**Input data**:
^^^^^^^^

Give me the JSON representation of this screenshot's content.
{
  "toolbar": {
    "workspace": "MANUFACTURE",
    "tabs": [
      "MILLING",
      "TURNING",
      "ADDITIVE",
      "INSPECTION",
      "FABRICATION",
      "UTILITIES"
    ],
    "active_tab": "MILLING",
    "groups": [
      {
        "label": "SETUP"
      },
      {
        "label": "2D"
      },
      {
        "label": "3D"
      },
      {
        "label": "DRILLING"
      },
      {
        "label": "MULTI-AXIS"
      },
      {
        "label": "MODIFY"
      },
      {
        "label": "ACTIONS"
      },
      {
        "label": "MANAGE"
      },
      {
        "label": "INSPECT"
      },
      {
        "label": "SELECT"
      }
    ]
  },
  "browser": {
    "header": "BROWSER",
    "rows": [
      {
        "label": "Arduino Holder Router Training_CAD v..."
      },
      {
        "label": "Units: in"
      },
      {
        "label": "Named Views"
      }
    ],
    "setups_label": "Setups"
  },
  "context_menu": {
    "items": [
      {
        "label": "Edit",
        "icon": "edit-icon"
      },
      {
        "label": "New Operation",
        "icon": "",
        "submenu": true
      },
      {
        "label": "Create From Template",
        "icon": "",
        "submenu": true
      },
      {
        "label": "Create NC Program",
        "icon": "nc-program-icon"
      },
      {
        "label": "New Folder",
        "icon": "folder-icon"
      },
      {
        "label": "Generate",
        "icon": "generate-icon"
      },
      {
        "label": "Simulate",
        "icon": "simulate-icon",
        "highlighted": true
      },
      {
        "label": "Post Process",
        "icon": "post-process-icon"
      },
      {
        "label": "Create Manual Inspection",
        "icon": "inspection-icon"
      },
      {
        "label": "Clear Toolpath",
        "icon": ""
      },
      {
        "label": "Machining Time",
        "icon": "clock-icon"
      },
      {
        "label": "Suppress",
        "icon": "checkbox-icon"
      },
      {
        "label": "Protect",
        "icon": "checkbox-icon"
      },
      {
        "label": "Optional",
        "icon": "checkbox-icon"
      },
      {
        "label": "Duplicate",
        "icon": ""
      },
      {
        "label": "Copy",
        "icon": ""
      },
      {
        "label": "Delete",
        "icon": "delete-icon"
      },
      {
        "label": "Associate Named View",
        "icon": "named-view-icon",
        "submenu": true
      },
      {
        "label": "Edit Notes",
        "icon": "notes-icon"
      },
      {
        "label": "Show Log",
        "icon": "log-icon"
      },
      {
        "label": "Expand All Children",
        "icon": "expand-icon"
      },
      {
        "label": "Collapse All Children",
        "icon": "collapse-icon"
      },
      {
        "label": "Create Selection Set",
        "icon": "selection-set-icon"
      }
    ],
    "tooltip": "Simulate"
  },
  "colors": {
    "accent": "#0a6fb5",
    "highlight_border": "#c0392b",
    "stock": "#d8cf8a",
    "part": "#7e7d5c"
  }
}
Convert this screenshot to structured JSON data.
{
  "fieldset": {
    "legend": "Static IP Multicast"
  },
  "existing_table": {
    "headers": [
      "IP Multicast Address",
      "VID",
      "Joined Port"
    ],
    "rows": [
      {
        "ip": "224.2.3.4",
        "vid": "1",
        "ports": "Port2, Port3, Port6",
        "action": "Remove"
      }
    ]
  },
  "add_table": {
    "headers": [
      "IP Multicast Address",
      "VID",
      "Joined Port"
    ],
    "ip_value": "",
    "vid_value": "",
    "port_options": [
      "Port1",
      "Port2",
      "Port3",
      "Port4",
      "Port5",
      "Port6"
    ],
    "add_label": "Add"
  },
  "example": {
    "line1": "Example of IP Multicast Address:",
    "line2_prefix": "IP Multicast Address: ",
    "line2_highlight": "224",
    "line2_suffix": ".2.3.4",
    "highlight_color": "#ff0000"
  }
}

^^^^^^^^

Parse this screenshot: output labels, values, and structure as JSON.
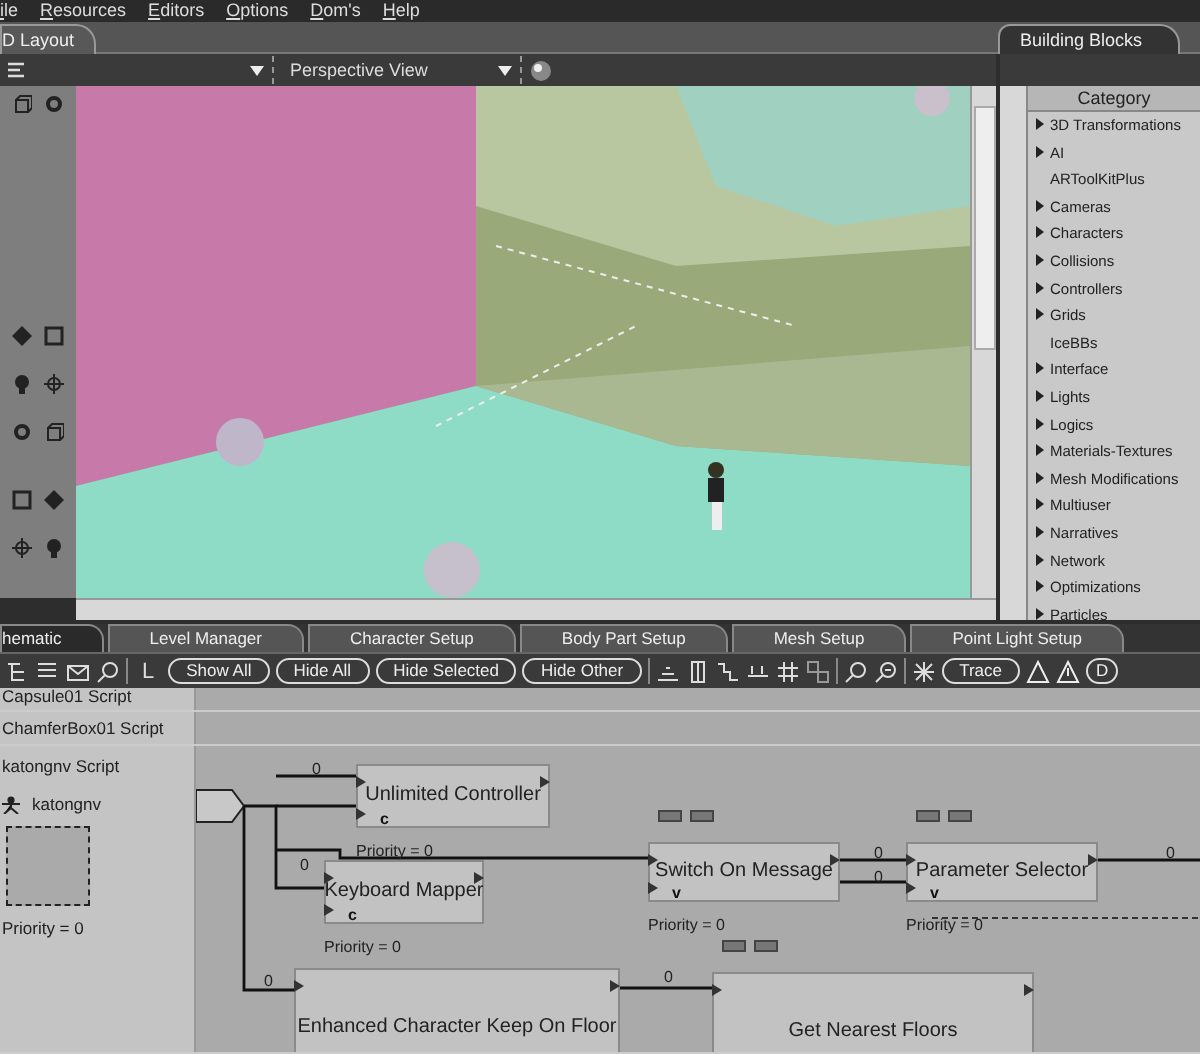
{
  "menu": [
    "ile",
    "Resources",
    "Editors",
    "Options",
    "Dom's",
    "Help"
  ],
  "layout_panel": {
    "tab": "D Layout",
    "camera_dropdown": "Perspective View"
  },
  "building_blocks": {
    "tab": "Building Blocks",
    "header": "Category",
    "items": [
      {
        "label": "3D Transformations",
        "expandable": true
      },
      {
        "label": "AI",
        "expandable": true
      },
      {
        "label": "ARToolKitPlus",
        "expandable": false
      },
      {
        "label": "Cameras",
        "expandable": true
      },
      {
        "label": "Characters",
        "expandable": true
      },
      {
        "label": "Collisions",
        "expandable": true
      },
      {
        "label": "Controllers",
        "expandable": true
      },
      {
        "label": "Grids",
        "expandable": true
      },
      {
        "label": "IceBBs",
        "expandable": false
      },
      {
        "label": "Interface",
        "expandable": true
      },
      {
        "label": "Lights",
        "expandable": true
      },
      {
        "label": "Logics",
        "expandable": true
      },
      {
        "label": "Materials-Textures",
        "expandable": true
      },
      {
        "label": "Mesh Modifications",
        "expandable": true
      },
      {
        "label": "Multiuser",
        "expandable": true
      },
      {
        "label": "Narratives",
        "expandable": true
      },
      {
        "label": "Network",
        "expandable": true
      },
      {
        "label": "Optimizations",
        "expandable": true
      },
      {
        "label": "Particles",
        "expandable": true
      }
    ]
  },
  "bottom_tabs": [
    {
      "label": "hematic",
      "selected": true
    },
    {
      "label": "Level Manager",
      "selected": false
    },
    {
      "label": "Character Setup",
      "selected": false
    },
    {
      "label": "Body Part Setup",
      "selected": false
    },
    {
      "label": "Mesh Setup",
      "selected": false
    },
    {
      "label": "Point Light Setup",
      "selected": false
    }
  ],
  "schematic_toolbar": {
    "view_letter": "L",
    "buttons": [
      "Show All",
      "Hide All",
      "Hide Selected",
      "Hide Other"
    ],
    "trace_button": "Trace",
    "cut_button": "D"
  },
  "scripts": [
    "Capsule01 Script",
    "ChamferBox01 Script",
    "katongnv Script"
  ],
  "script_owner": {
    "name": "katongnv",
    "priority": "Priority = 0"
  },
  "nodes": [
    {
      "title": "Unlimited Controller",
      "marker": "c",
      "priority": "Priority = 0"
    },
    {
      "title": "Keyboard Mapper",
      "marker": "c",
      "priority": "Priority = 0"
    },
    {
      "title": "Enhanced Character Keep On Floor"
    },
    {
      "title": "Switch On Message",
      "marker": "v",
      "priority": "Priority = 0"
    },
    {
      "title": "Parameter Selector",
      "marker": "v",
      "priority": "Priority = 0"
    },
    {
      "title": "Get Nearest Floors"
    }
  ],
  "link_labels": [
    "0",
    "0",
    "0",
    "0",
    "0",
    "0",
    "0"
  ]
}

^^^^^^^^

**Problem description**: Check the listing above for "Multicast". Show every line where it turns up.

**Solution below**:
    "legend": "Static IP Multicast"
      "IP Multicast Address",
      "IP Multicast Address",
    "line1": "Example of IP Multicast Address:",
    "line2_prefix": "IP Multicast Address: ",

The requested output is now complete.